Locomotive remote controls should be regulated or eliminated, AFL-CIO transportation department says

The AFL-CIO's Transportation Trades Department (TTD) recently passed a resolution calling for an end to remote-controlled train operations.

Federal Railroad Administration's locomotive remote control guidelines don't require railroads to adopt all necessary safety procedures, or go far enough to ensure the technology is implemented and safely operated, according to the resolution. TTD officials believe FRA should develop enforceable safety regulations.

"It should now be clear, if there was any doubt, that remote control locomotives are dangerous and must be regulated or eliminated," the resolution states.

In September 2003, the Senate Commerce Committee required FRA to conduct a thorough safety audit of locomotive remote controls, which the administration expects to complete in early 2005.

"We hope that, this time, the agency will address the problems that transportation labor has long identified," the resolution states.

However, officials from TTD, and AFL-CIO affiliates the International Brotherhood of Teamsters, and Brotherhood of Locomotive Engineers and Trainmen (BLET) division of the Teamsters Rail Conference are skeptical of the audit because FRA enables railroads to self-report accidents — giving roads too much leeway in determining which accidents are reported — which could yield inconclusive results, according to a prepared statement.

"I applaud the TTD for its actions. It's time someone stood up for these workers instead of meekly giving in to every carrier demand," said BLET National President Don Hahs. "The safety of all railroad workers should be Priority One. But that priority is difficult to achieve with 'minimum guidelines.'"

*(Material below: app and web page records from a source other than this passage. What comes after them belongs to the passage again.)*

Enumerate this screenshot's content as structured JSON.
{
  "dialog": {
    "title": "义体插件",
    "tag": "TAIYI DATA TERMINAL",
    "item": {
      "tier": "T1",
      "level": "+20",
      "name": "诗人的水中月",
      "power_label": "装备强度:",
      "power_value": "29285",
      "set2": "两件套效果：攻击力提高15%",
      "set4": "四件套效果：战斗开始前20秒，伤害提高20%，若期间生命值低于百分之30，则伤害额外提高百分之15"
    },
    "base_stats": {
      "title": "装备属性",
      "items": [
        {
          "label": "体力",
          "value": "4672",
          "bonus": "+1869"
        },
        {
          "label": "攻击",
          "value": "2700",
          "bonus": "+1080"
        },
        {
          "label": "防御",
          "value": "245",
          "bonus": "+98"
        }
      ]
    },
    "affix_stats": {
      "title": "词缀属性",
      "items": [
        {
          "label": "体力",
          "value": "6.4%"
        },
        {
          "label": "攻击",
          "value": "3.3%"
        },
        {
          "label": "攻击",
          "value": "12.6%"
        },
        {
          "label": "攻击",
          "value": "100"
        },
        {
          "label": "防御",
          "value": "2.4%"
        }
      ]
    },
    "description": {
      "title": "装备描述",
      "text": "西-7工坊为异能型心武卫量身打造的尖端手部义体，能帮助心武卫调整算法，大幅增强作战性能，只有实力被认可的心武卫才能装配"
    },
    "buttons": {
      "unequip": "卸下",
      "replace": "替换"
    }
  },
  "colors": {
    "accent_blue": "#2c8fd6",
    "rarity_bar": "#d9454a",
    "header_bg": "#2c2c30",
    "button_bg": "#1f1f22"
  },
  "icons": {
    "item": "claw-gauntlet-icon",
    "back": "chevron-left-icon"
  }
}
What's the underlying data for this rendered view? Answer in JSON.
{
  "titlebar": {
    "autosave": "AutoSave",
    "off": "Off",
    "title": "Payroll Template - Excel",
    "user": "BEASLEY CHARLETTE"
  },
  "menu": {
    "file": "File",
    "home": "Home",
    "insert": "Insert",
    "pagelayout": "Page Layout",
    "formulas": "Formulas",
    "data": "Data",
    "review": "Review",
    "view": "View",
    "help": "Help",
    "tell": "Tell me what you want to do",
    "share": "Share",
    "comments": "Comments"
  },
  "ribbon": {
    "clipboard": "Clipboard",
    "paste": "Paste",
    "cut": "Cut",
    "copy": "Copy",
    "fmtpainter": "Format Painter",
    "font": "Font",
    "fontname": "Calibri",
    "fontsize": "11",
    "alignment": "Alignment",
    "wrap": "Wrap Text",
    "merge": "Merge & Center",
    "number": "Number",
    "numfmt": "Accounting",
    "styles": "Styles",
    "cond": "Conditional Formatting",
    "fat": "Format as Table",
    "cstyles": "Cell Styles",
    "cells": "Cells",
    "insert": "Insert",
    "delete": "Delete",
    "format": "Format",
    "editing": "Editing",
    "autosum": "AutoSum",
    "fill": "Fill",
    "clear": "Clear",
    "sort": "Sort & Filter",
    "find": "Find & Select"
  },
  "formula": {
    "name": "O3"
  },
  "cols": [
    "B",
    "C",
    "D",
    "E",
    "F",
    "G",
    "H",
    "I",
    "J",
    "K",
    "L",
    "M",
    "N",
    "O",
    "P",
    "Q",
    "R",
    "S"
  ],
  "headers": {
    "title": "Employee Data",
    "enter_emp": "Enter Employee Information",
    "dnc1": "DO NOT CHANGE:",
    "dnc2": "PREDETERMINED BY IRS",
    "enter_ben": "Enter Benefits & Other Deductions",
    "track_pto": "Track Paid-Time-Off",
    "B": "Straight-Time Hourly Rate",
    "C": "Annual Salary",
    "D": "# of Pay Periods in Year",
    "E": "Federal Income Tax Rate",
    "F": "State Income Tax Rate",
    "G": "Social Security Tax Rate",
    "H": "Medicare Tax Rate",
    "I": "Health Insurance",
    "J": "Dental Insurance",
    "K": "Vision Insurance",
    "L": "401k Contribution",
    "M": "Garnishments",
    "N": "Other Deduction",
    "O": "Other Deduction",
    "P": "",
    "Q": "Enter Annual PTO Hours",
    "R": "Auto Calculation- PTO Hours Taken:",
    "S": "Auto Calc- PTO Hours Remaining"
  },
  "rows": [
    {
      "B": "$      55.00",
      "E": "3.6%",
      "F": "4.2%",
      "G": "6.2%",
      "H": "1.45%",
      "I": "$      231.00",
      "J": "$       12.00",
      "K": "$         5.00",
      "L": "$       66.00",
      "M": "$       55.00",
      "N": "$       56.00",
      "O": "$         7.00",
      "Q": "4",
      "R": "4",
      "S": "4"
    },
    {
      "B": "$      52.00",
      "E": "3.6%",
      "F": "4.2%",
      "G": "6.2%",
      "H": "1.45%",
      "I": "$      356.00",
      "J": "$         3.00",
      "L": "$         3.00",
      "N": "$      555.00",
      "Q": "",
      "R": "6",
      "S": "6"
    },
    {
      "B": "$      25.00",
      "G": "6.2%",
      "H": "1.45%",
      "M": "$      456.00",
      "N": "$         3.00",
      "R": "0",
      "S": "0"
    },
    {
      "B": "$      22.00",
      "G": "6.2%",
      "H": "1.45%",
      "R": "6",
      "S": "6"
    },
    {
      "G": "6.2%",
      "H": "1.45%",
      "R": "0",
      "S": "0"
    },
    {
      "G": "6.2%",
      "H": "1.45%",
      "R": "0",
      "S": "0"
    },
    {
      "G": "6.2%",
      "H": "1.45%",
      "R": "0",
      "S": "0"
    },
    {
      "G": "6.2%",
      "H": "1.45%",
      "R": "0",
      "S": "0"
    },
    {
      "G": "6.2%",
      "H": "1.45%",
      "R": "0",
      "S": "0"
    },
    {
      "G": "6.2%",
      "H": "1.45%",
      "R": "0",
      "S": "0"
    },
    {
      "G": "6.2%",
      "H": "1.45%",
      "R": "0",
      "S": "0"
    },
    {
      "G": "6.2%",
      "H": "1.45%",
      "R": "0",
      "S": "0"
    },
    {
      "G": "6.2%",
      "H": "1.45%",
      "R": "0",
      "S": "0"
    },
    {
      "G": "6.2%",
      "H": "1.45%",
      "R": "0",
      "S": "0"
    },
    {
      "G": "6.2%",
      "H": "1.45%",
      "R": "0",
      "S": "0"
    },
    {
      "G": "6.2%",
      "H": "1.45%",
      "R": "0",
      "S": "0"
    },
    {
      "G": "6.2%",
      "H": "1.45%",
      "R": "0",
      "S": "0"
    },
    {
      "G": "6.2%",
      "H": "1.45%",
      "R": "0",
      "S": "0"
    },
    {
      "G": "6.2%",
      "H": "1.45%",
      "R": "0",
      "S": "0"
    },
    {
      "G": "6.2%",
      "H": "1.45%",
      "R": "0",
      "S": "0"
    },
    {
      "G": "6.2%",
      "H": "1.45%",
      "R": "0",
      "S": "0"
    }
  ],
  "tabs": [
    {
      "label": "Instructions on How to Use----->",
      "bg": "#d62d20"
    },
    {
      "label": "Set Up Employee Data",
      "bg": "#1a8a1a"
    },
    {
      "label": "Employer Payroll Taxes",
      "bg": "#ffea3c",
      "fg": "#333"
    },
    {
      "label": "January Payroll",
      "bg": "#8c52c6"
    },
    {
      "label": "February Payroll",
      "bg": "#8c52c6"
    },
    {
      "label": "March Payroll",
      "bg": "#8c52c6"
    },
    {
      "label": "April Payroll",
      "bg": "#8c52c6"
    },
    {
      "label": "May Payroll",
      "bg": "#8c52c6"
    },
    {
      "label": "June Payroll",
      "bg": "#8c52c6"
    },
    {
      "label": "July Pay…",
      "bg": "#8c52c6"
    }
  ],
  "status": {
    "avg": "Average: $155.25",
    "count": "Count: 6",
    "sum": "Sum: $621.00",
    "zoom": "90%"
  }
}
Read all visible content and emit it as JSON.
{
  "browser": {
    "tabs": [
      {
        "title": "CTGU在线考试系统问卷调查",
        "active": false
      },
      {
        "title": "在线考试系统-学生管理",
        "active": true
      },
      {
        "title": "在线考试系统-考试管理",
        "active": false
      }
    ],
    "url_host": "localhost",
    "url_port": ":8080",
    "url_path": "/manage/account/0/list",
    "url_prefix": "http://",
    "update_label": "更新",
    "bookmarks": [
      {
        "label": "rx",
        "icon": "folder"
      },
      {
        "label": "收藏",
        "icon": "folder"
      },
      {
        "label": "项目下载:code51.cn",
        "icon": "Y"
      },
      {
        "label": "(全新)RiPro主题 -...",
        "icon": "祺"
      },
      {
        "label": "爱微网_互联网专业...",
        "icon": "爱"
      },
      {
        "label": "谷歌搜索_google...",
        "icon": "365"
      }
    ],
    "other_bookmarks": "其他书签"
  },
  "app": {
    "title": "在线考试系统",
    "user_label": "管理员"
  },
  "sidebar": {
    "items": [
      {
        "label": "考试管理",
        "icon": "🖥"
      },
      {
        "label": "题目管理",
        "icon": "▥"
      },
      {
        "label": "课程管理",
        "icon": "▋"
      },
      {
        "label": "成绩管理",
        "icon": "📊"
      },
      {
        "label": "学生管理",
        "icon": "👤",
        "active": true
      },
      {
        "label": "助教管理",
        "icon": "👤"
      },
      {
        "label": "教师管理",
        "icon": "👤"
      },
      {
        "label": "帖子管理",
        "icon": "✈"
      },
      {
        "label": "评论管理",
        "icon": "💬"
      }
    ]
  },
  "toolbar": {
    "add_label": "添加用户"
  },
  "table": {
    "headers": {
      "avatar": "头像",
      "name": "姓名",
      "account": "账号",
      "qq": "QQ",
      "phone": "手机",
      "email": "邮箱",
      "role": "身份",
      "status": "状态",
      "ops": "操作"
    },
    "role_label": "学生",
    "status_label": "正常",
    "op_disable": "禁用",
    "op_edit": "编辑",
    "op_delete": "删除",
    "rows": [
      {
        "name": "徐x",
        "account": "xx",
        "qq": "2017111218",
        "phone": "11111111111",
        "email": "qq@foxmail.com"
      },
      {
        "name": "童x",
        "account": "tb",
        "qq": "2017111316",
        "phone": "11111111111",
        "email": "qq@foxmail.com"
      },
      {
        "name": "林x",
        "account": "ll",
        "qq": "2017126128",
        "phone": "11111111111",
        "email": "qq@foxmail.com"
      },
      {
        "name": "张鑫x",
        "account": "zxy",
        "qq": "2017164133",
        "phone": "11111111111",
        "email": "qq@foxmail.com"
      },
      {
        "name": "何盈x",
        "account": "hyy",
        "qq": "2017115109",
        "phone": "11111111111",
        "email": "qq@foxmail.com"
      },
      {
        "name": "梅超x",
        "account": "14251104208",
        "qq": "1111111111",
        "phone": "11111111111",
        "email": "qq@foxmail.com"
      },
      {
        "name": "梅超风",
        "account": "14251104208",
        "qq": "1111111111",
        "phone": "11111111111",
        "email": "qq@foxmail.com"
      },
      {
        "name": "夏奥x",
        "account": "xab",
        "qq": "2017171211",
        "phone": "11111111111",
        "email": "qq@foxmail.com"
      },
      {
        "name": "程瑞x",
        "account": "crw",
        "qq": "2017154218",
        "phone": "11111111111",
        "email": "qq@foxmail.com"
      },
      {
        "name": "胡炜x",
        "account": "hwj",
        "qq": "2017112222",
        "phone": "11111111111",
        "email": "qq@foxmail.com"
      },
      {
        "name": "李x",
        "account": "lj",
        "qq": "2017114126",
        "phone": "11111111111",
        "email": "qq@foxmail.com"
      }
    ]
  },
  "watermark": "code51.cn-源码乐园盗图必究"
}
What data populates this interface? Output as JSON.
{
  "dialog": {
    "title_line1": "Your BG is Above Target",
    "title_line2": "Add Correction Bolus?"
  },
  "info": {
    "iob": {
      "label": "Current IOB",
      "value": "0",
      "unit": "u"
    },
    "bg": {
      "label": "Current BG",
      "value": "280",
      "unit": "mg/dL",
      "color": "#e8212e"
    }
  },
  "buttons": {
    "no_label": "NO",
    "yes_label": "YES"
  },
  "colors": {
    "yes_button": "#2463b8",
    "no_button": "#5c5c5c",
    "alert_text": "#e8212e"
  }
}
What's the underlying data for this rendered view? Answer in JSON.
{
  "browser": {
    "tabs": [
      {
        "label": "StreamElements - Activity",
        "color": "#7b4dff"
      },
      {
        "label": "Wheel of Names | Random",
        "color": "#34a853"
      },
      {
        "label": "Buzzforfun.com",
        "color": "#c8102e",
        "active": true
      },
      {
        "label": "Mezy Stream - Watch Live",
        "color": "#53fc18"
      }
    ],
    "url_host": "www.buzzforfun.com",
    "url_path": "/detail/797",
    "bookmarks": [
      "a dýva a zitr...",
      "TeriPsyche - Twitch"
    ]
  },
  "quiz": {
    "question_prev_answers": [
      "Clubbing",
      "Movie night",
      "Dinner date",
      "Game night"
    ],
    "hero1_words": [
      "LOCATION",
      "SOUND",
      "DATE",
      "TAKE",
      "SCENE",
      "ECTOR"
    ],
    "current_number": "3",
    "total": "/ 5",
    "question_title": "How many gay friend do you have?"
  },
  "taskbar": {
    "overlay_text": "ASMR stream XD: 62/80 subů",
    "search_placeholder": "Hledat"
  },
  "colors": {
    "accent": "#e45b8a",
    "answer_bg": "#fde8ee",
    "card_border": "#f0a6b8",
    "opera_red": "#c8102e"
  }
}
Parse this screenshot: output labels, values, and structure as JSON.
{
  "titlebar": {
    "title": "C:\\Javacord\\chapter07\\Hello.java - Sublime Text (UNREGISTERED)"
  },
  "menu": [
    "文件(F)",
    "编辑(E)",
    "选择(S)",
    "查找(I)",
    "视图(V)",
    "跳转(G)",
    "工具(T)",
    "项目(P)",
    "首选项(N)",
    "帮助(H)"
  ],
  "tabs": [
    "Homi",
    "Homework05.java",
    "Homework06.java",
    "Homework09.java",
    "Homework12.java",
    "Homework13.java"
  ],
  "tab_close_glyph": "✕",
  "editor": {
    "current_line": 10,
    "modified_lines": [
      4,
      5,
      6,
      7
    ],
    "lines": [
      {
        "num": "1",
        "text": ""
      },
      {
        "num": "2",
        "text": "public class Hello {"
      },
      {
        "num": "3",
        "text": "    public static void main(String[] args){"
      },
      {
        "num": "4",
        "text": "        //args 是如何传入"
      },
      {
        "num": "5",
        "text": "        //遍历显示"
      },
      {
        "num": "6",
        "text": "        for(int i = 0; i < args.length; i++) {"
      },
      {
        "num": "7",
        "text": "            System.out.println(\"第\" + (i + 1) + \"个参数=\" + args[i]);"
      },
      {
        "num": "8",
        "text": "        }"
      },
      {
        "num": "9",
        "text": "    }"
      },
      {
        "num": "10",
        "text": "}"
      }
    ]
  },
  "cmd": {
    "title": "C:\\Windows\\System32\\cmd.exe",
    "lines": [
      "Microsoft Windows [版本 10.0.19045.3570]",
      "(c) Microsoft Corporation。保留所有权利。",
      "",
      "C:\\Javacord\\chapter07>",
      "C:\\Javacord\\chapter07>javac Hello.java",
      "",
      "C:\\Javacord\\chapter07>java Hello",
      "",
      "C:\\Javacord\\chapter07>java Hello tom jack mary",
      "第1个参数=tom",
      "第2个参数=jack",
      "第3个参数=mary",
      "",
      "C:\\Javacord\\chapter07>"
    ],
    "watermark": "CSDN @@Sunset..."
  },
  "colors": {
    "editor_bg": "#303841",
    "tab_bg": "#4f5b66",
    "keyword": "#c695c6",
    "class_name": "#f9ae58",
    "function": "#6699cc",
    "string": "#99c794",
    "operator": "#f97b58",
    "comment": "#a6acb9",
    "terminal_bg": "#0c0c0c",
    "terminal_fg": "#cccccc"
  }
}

TTD represents 35 unions in the railroad, transit, trucking, aviation, longshore, maritime and other transportation industries.

Contact Progressive Railroading editorial staff.

More News from 3/11/2004